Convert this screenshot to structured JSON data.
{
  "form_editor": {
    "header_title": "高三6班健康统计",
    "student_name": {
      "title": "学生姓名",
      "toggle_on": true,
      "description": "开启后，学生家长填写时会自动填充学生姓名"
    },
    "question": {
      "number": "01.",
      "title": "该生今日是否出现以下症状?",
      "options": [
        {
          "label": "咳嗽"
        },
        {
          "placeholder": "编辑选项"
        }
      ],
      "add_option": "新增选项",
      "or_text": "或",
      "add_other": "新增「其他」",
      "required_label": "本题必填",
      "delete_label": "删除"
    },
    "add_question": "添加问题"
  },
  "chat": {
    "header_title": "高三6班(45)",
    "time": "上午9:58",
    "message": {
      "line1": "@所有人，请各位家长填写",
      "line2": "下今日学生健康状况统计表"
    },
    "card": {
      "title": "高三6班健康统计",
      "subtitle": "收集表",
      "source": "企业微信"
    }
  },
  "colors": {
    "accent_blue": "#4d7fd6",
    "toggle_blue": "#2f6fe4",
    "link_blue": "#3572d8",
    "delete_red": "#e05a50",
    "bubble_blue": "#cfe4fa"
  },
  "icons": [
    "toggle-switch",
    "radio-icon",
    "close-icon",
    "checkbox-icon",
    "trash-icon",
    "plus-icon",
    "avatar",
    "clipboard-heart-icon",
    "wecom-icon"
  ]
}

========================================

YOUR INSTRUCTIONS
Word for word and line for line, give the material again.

SOLUTION TO THIS PROBLEM
Convert this screenshot to structured JSON data.
{
  "form_editor": {
    "header_title": "高三6班健康统计",
    "student_name": {
      "title": "学生姓名",
      "toggle_on": true,
      "description": "开启后，学生家长填写时会自动填充学生姓名"
    },
    "question": {
      "number": "01.",
      "title": "该生今日是否出现以下症状?",
      "options": [
        {
          "label": "咳嗽"
        },
        {
          "placeholder": "编辑选项"
        }
      ],
      "add_option": "新增选项",
      "or_text": "或",
      "add_other": "新增「其他」",
      "required_label": "本题必填",
      "delete_label": "删除"
    },
    "add_question": "添加问题"
  },
  "chat": {
    "header_title": "高三6班(45)",
    "time": "上午9:58",
    "message": {
      "line1": "@所有人，请各位家长填写",
      "line2": "下今日学生健康状况统计表"
    },
    "card": {
      "title": "高三6班健康统计",
      "subtitle": "收集表",
      "source": "企业微信"
    }
  },
  "colors": {
    "accent_blue": "#4d7fd6",
    "toggle_blue": "#2f6fe4",
    "link_blue": "#3572d8",
    "delete_red": "#e05a50",
    "bubble_blue": "#cfe4fa"
  },
  "icons": [
    "toggle-switch",
    "radio-icon",
    "close-icon",
    "checkbox-icon",
    "trash-icon",
    "plus-icon",
    "avatar",
    "clipboard-heart-icon",
    "wecom-icon"
  ]
}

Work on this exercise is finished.